The Clerk’s Office is available to file papers and petitions and respond to requests to review case related documents filed with the court.  Computer terminals are provided for access to the Court’s website and other bankruptcy-related websites to assist pro se parties in filing. Printing from public computer terminals is available at 10 cents per page. Basic assistance in using the public computer terminals is available from staff.

The Clerk’s Office provides notices of deficiencies in many circumstances to prevent automatic discharge or case closure for both debtors and creditors, or their attorneys. Though notices are usually provided, certain deficiencies can result in automatic dismissal without notice, like those in Local Bankruptcy Rule 1002-1.

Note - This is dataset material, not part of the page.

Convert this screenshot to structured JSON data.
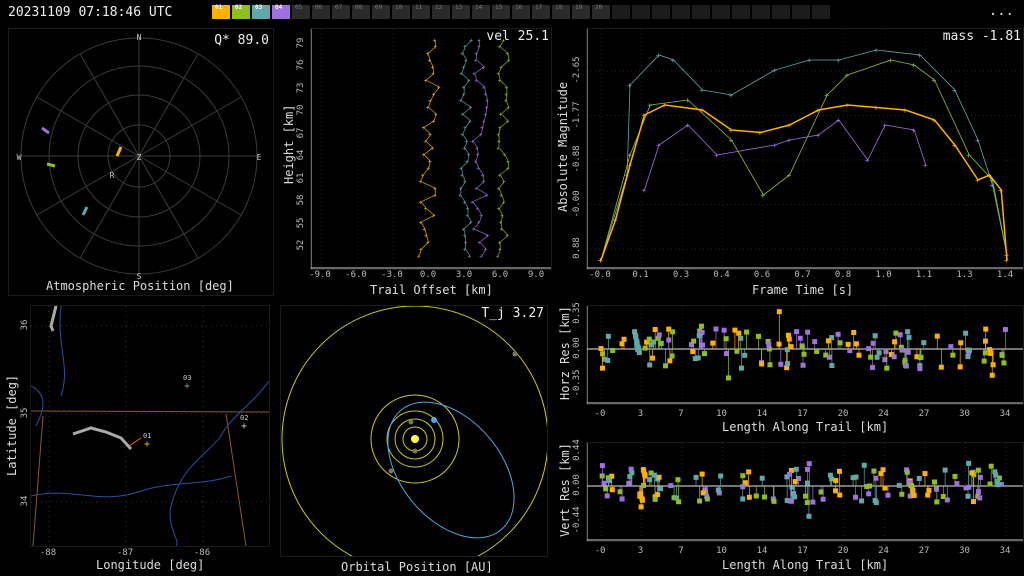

The Clerk’s Office cannot:

  • Provide legal advice (click here for examples of what is legal advice)
  • Provide free copies of the bankruptcy filing forms - all forms are available for free on the Court’s website and are available for printing at the Clerk’s Office at a nominal fee
  • Assist you in completing your filing forms
  • Provide you with a hard-copy of the Local Rules, Bankruptcy Code, Federal Rules, or other legal reference materials - access to the Court’s online reference library is available for free through the Clerk’s Office intake terminals, but only limited access to hardcopy rules and codes are available in the Clerk’s Office. Additional access to legal information is available at any of Maryland’s public law libraries, including those libraries located in the courthouses with the U.S. Bankruptcy Court
  • Contact your creditors on your behalf or act as an enforcement agency (in preventing creditor harassment or other debt related issues) - if you need assistance with your creditors or other debt related issues, please visit In Debt? or Foreclosure Resources

What constitutes legal advice?

  • Explaining the meaning of a particular statutory provision or rule
  • Giving an interpretation of case law
  • Explaining the result of taking or not taking an action in a case
  • Helping you complete forms, or advising you regarding what is legally required when a form elicits information from you
  • Telling you whether jurisdiction is proper in a case
  • Telling you whether a complaint properly presents a claim
  • Providing advice on the best procedure to accomplish a particular goal
  • Applying a rule or statute
  • Explaining who should receive proper notice or service